Your goal
For the word "this", tally the lines of the data that contain it and give the tally alone.

Data for processing
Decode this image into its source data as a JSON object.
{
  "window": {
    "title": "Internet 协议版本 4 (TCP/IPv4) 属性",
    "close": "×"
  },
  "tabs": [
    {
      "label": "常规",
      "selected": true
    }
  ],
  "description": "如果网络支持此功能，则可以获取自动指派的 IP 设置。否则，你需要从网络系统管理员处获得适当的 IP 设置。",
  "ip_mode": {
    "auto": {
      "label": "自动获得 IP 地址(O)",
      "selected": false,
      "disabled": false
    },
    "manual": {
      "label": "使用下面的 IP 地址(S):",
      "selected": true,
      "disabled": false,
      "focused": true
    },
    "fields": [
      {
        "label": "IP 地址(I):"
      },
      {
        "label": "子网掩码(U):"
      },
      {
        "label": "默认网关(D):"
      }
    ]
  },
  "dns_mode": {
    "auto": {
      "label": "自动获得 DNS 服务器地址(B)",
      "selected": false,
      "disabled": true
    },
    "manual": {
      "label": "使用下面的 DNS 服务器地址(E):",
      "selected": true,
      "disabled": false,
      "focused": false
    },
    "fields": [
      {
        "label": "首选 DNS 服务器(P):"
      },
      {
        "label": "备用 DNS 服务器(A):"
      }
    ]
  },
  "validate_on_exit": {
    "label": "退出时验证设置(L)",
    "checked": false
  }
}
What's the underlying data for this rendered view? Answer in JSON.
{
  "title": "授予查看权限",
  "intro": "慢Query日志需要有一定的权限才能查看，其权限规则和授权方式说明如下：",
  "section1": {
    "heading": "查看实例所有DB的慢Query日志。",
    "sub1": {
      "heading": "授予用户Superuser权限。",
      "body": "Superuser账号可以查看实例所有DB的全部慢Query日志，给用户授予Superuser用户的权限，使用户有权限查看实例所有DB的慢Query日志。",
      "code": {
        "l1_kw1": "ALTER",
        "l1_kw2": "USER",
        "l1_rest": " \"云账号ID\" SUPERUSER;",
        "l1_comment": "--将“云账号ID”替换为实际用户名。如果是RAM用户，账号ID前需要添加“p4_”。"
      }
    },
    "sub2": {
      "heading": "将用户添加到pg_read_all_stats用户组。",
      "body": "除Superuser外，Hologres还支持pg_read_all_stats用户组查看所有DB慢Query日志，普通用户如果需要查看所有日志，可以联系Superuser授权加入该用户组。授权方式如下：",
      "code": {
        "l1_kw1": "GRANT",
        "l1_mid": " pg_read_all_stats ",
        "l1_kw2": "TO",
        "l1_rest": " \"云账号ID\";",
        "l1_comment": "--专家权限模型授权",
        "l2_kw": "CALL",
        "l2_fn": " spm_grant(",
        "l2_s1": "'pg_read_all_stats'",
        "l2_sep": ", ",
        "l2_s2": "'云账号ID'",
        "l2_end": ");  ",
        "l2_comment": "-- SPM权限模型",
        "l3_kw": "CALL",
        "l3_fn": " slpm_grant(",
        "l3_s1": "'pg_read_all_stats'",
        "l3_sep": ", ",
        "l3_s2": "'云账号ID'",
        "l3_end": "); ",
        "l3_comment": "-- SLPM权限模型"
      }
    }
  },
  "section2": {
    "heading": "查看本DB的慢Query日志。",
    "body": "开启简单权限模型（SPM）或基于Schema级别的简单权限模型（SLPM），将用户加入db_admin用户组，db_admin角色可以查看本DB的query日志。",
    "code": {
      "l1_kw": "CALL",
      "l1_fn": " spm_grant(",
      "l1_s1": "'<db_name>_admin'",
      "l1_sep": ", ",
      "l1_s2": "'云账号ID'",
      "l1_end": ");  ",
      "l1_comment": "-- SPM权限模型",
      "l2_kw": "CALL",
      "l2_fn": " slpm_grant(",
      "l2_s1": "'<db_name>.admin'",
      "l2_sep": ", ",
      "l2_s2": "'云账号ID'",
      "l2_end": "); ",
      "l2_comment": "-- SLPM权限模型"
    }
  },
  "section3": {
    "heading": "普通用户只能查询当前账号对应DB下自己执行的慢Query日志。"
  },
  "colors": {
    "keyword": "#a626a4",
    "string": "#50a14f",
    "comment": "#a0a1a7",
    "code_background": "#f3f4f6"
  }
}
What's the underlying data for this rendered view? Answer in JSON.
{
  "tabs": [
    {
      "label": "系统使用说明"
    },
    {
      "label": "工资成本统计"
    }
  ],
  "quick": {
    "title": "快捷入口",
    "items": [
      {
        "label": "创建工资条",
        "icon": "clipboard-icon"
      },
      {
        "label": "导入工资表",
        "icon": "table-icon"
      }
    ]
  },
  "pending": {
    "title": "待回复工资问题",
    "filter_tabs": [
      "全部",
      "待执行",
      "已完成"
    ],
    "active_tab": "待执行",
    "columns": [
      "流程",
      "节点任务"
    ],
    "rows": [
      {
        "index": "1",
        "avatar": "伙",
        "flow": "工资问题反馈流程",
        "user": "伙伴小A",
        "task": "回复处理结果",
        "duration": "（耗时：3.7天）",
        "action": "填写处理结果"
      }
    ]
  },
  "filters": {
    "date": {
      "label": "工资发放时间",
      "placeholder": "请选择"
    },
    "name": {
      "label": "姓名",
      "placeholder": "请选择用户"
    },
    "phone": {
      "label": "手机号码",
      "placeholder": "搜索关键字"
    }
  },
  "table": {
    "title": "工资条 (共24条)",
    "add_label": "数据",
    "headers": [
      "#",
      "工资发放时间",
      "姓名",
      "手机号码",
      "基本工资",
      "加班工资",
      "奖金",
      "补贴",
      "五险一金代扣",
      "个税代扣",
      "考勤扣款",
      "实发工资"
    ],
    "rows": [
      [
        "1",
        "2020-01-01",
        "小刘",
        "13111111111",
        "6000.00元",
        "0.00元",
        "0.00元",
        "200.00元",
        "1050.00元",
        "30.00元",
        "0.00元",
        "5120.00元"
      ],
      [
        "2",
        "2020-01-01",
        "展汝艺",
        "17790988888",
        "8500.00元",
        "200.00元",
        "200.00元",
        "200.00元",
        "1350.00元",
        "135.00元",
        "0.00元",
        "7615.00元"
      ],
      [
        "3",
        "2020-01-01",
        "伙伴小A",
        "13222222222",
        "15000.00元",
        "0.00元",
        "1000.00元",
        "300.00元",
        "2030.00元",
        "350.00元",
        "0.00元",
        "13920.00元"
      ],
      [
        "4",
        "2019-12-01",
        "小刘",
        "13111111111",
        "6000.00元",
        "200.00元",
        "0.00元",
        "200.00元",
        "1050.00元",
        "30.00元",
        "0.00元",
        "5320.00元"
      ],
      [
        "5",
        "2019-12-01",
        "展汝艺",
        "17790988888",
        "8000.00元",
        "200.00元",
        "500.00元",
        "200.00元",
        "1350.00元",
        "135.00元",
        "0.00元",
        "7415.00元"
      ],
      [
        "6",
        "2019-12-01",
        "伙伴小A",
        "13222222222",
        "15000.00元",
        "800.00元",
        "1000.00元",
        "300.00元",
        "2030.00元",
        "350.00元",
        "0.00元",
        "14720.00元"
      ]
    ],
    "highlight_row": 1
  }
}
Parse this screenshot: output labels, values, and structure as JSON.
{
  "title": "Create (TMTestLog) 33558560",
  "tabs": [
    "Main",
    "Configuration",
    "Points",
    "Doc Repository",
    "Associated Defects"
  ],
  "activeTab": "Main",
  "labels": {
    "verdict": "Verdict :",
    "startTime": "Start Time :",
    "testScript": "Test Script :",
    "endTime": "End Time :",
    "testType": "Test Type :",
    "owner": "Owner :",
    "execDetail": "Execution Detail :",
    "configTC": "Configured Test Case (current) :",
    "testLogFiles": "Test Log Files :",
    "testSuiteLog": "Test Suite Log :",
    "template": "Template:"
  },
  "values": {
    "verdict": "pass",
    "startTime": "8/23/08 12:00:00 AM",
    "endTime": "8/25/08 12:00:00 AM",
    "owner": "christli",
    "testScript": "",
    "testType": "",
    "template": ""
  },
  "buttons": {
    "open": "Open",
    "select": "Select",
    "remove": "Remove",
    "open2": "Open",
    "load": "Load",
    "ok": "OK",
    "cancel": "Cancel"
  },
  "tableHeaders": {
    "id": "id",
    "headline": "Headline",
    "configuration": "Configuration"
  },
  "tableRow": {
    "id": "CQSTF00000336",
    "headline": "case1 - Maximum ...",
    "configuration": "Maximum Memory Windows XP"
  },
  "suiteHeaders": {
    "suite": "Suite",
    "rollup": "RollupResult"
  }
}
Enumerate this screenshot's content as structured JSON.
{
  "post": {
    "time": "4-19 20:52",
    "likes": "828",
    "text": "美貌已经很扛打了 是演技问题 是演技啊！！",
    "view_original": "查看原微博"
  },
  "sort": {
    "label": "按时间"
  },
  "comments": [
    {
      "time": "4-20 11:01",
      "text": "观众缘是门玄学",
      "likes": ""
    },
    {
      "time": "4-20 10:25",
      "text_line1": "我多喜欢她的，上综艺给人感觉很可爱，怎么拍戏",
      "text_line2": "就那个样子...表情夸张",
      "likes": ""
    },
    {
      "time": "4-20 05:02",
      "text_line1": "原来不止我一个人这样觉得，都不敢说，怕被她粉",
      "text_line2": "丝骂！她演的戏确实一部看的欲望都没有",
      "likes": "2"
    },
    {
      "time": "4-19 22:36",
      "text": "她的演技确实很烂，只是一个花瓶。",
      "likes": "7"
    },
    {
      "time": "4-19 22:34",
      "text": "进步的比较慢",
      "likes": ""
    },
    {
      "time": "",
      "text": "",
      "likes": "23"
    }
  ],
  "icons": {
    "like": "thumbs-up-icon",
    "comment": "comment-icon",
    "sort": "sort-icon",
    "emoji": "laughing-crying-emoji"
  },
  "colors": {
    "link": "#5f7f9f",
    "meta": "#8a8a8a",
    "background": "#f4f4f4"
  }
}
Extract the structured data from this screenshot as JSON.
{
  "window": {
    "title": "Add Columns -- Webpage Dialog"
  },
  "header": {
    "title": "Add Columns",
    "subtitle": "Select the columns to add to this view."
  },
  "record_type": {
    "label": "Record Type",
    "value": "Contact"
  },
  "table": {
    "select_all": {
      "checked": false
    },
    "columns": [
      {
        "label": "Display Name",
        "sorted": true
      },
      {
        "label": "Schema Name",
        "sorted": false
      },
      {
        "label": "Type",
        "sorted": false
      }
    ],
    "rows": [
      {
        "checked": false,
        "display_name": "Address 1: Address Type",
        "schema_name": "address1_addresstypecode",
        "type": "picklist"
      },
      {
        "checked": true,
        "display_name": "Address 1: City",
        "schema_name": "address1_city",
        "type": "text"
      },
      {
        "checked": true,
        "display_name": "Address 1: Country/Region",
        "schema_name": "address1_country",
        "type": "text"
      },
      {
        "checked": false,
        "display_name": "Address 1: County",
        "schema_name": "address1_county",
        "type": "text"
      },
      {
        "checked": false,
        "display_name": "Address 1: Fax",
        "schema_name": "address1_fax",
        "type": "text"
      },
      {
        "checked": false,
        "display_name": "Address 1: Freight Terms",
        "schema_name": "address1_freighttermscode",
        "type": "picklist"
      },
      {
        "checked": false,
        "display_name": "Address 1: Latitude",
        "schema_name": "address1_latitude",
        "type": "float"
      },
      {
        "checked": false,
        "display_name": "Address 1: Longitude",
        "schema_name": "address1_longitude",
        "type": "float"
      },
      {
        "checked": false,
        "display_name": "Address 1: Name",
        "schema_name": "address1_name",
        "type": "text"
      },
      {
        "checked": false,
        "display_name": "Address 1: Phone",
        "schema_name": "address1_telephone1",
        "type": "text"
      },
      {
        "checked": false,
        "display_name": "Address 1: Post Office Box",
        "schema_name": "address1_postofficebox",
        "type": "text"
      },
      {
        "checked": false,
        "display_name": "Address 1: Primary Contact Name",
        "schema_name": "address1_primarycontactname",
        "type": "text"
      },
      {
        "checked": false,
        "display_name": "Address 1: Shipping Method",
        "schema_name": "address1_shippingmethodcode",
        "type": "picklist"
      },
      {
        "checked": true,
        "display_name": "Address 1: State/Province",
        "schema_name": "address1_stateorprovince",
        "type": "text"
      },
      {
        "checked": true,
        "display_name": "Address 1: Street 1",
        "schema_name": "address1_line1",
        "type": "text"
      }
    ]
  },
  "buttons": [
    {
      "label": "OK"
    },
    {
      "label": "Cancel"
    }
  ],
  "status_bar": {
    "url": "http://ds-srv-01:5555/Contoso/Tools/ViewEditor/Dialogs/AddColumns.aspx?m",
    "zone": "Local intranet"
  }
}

Completed exercise
7